Be mindful of your “trust battery” – In other words follow through and do what you say you’re going to, when you say you’re going to do it. This will ensure you’re viewed by colleagues as reliable. If you don’t, you’re not likely to be top of the list of people your colleagues want to work with.
It’s good to talk – Misunderstandings and problems inevitably arise between colleagues. Rather than ignore these and let them fester, have a diplomatic word with a colleague to clear the air. Be very mindful of your language and stick to the facts, not feelings. Emails are great for day-to-day operations but are susceptible to misinterpretation, so don’t be afraid to talk it out. Even if you'd rather stick a pin in your eye! It will benefit your career in the long run.
Keep differing views in perspective – We all come at things from a slightly different angle. We have different motivators, needs and experiences. This tends to cause conflict when people assume others in the team are just being difficult or over-emphasising the negatives. Successful teams are the ones that view alternative perspectives as a positive to help see the bigger picture e.g. ‘Can you help me understand why you don’t want to do this, or why you wanted to do this?’”. Then go with the team consensus and accept that it’s ok to disagree! This will increase your chances of getting promoted big time, as you gain a reputation for collaboration and respect.
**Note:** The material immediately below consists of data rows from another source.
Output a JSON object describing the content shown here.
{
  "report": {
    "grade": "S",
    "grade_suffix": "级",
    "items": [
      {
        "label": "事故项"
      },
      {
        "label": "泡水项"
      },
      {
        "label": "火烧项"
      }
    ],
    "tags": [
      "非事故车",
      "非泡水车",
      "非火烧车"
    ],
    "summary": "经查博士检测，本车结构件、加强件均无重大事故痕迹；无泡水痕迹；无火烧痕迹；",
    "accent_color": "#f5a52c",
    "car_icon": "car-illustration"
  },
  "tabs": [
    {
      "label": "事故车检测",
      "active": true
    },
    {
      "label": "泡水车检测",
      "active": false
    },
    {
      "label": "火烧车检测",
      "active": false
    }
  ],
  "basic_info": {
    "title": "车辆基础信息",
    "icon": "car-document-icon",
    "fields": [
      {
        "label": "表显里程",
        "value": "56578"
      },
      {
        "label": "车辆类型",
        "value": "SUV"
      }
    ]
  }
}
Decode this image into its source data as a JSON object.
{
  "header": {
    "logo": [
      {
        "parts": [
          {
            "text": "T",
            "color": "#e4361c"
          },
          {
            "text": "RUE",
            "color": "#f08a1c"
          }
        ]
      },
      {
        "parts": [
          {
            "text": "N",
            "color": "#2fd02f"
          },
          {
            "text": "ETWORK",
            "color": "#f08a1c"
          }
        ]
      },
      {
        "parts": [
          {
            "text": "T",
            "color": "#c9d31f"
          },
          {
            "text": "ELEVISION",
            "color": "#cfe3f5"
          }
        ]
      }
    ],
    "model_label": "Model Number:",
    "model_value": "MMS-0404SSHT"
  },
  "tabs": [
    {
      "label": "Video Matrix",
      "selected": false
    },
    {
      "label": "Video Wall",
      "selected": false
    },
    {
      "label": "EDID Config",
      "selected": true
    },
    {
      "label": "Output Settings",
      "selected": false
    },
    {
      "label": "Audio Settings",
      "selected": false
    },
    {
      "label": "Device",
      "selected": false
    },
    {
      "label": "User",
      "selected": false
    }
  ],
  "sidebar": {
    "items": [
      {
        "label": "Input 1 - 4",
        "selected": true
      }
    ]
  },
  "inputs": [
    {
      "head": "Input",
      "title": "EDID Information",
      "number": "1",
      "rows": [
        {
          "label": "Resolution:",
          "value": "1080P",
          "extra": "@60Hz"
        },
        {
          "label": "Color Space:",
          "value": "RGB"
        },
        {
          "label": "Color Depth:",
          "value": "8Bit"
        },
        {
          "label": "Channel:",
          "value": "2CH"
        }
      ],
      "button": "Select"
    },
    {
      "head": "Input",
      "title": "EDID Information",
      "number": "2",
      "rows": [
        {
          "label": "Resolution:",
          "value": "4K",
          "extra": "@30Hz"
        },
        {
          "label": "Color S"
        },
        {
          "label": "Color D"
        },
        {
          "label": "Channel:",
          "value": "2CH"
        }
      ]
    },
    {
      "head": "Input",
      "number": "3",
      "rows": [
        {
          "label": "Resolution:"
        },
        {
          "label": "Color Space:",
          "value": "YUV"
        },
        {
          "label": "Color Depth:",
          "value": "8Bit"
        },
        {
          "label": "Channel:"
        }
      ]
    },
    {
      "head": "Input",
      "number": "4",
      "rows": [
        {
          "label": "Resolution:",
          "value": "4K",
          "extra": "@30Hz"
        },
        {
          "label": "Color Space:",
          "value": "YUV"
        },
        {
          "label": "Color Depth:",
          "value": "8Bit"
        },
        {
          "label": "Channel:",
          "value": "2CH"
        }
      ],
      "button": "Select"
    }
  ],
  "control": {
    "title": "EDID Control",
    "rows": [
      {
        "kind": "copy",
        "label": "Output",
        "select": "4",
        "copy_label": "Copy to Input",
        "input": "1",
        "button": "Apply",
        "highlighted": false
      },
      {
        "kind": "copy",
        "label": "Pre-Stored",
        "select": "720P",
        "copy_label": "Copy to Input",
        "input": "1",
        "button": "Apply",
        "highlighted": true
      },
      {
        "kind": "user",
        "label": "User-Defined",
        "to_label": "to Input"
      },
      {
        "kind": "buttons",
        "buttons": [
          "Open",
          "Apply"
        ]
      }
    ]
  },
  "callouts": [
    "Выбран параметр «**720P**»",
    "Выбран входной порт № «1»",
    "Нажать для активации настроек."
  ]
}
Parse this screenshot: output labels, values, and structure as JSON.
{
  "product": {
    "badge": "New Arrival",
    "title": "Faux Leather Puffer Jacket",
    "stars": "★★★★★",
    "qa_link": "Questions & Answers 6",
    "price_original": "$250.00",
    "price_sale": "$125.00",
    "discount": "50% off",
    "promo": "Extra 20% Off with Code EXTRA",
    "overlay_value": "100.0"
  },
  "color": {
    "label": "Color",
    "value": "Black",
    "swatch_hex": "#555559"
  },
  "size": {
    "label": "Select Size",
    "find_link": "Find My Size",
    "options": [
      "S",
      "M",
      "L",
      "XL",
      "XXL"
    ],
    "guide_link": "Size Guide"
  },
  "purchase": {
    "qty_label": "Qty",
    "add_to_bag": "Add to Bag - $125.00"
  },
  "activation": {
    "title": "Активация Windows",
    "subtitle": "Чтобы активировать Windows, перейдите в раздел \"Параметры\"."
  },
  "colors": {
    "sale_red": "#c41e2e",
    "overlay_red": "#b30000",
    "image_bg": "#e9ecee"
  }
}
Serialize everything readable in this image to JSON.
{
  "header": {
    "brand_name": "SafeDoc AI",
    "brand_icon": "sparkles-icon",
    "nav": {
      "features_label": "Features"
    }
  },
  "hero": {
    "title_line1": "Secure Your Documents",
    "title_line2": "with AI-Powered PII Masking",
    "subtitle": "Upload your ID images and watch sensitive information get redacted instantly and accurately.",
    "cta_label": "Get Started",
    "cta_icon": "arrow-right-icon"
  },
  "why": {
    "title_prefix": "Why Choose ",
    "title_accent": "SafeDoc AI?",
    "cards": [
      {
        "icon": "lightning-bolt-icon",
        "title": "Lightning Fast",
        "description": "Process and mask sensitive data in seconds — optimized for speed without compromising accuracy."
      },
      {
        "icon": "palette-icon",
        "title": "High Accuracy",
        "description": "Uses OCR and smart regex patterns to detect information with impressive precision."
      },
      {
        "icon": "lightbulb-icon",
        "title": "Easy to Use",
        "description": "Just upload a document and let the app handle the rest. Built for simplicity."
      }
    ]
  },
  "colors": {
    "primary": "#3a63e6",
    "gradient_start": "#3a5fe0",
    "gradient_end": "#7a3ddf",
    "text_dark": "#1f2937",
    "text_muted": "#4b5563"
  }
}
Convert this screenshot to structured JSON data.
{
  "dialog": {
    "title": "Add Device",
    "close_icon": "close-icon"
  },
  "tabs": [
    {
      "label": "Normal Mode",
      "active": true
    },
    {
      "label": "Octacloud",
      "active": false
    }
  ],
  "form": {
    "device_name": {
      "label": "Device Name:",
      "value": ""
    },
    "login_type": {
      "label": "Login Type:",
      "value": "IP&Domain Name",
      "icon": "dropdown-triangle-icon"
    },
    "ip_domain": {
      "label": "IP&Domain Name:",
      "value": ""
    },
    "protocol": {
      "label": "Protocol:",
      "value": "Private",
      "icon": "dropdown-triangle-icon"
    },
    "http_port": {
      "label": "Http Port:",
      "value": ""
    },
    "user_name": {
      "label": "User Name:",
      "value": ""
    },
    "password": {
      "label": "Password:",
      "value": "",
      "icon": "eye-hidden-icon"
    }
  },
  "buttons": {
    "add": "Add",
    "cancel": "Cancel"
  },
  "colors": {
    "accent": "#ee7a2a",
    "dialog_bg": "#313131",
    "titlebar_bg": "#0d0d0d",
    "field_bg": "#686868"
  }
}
What was the worst team you’ve ever been a part of? What was the best team you’ve ever been a part of? We’d love to hear from you.
Email us your thoughts.